Birding by Ear Part IX
by Pierre Geoffray 18 May 2019
A group of ten enthusiastic members practiced our “ear-birding” skills along the trails of Wildwood Bluffs. We started at the Italian Hall in second growth forest, where a variety of birds were singing, among them many Yellow Warblers and Black-headed Grosbeaks and the first Swainson’s Thrush of the year.
Next we moved to the newly cleared and seemingly abandoned construction site where the big piles of slash had already been colonized by the McGillivray’s Warblers, Orange-crowned Warblers and other specialists of early-successional forests. We then followed the path leading onto the Bluffs overlooking the ocean where we listened to the songs of Townsend’s and Audubon’s Warblers, Cassin’s Vireos and Hammond’s Flycatcher. Here we had brief but good views of a Western Wood-pewee, a bird which favours dry habitat and is becoming increasingly rare in our area.
From the Bluffs we descended into the coastal forest bordering the shore where we heard but did not see another set of birds dependent upon this different habitat.

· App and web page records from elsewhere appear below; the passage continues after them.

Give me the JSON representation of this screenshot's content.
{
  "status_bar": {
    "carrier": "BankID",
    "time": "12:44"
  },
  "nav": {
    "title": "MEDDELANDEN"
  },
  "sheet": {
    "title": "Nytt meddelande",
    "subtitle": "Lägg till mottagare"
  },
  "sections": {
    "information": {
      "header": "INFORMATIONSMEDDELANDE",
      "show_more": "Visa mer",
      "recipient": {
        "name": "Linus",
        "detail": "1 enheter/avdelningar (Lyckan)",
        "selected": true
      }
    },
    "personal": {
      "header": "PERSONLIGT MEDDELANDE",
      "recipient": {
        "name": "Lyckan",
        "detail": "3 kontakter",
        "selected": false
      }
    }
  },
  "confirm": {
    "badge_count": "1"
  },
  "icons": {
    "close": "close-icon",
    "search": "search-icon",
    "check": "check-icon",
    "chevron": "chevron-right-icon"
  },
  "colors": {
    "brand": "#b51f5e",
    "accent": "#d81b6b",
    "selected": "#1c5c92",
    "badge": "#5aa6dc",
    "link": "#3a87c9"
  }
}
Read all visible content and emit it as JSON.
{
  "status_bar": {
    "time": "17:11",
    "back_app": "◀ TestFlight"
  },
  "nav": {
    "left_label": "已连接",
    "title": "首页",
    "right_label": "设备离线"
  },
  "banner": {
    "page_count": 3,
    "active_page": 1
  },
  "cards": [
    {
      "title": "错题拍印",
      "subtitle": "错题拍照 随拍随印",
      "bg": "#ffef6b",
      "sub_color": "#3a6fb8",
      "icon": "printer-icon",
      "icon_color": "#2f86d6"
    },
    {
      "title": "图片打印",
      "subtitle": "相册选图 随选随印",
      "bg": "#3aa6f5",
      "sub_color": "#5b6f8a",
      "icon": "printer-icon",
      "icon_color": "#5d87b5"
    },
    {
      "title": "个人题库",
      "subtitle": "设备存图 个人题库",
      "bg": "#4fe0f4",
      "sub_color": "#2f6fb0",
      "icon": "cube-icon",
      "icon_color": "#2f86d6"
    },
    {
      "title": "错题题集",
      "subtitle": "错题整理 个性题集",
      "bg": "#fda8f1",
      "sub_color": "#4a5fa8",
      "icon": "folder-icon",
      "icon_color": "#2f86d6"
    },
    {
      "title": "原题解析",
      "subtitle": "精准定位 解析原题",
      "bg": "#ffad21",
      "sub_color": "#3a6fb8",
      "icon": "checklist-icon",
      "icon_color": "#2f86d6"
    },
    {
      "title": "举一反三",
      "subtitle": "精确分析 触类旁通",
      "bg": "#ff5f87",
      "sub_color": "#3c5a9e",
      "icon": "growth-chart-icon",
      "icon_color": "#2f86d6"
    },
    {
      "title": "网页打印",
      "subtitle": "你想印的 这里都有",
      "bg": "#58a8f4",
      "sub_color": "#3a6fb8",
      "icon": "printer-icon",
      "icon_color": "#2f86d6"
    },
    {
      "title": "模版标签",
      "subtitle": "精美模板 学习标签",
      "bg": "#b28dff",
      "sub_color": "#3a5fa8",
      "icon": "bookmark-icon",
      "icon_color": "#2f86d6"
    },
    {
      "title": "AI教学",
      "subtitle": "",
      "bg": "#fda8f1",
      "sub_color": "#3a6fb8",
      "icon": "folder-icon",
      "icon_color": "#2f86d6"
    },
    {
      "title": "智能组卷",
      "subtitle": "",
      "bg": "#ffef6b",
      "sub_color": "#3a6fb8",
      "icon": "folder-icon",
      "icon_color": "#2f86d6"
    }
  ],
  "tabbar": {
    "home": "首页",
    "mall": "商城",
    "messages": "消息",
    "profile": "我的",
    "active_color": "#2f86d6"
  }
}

In the shade of the tall firs and cedars and in the thick understory below them, the clear clear song of the tiny Pacific Wren resounded for us while Golden-crowned Kinglets, Chestnut-backed Chickadees and Pacific-slope Flycatcher were calling from the canopy.
All through the morning the Warbling Vireos kept singing, the many Black-headed Grosbeak being their only serious competition in today’s chorus.
Some birds were new for the year (Cedar Waxwing, Western Wood-Pewee, Willow Flycatcher, Swainson’s Thrush). Others were just plain beautiful to watch like the male Common Yellowthroat that sang endlessly while perched on a snag, the Western Tanager with his bright orange head, the male MacGillivray’s Warbler that paused for us…
In all we detected 39 species (the full list is here) and walked 5.3 kilometres in four hours…Overall a great walk with great people in a beautiful environment.
Thanks to all the participants. See you next year!